Signs of Caregiver Burnout and Stress

The demands of caregiving can often limit a caregiver’s ability to take care of themselves. Experts agree, family caregivers should be vigilant in watching for the signs of burnout and either seek respite care or consult with their doctor to avoid serious health consequences.

Some warning signs of caregiver burnout:

  • Withdrawal – When activities that were once enjoyable no longer bring the same pleasure, and the caregiver consistently does not want to spend time with family and friends, the caregiver might be experiencing withdrawal.
  • Short temper – Routinely feeling anger at family members or anger that is an overreaction can be a symptom of burnout and stress.
  • Loss of concentration – Constantly thinking about caregiving responsibilities and not being able to focus on the task at hand can be a sign it is time to seek help managing caregiving responsibilities.
  • Insomnia – Caregivers who are burning out may feel tired, but have a hard time staying asleep.
  • DepressionDepression is a serious condition, and family caregivers who are caring for a loved one with dementia are twice as likely to suffer from depression.
  • Declining health – Stress and a lack of sleep can weaken one’s immune system. Stress can lead to family caregivers becoming sick more frequently than when they weren’t providing care.

Comprehensive Assistance for Those Living With Dementia

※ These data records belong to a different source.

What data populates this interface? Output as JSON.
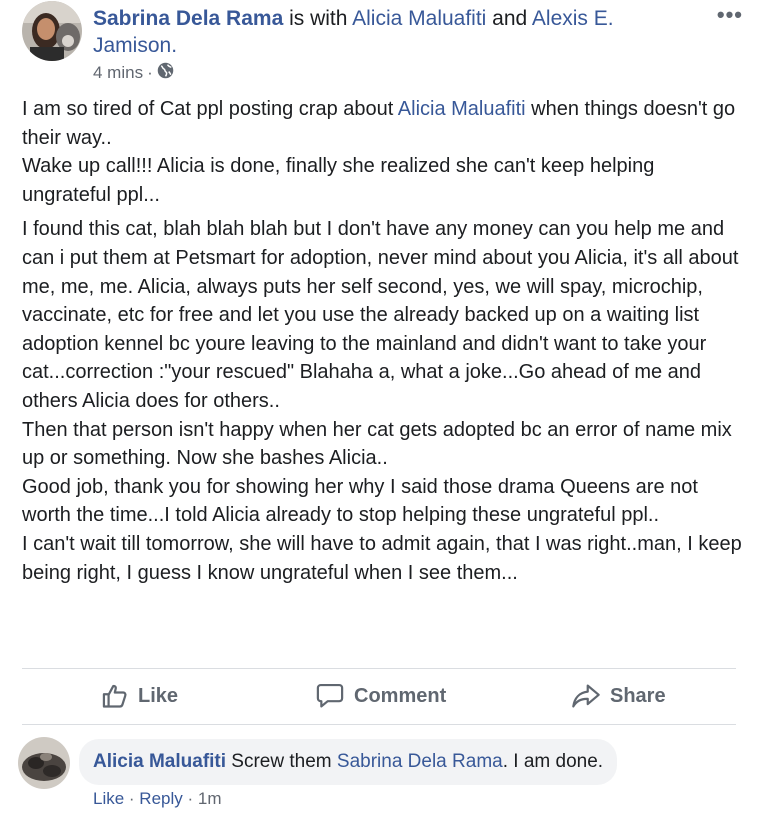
{
  "post": {
    "author": "Sabrina Dela Rama",
    "with_text": " is with ",
    "tagged_1": "Alicia Maluafiti",
    "and_text": " and ",
    "tagged_2": "Alexis E. Jamison.",
    "time": "4 mins",
    "separator": "·",
    "more_icon_glyph": "•••",
    "more_icon": "more-options-icon",
    "audience_icon": "globe-icon",
    "paragraphs": {
      "p1_a": "I am so tired of Cat ppl posting crap about ",
      "p1_link": "Alicia Maluafiti",
      "p1_b": " when things doesn't go their way..",
      "p1_c": "Wake up call!!! Alicia is done, finally she realized she can't keep helping ungrateful ppl...",
      "p2": "I found this cat, blah blah blah but I don't have any money can you help me and can i put them at Petsmart for adoption, never mind about you Alicia, it's all about me, me, me. Alicia, always puts her self second, yes, we will spay, microchip, vaccinate, etc for free and let you use the already backed up on a waiting list adoption kennel bc youre leaving to the mainland and didn't want to take your cat...correction :\"your rescued\" Blahaha a, what a joke...Go ahead of me and others Alicia does for others..",
      "p3": "Then that person isn't happy when her cat gets adopted bc an error of name mix up or something. Now she bashes Alicia..",
      "p4": "Good job, thank you for showing her why I said those drama Queens are not worth the time...I told Alicia already to stop helping these ungrateful ppl..",
      "p5": "I can't wait till tomorrow, she will have to admit again, that I was right..man, I keep being right, I guess I know ungrateful when I see them..."
    }
  },
  "actions": {
    "like": "Like",
    "comment": "Comment",
    "share": "Share"
  },
  "comment": {
    "author": "Alicia Maluafiti",
    "text_a": " Screw them ",
    "mention": "Sabrina Dela Rama",
    "text_b": ". I am done.",
    "like": "Like",
    "dot1": " · ",
    "reply": "Reply",
    "dot2": " · ",
    "time": "1m"
  },
  "colors": {
    "link": "#385898",
    "meta": "#616770",
    "bubble": "#f2f3f5",
    "divider": "#dadde1"
  }
}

At IKOR, we know caring for an individual with dementia is a much bigger challenge than just providing hands-on care. As dementia takes hold, many activities, which were once performed without the need for help, begin to become challenging. Family caregivers may find themselves helping their loved one manage their finances, arrange doctor appointments, go grocery shopping, or even get their estate in order. As life care managers, we take a holistic approach to the special challenges individuals living with dementia and their families face. We are local experts who can connect you with resources to manage life throughout the condition. If you or someone you know is feeling overwhelmed following a diagnosis of dementia or Alzheimer’s disease, contact one of our local offices today.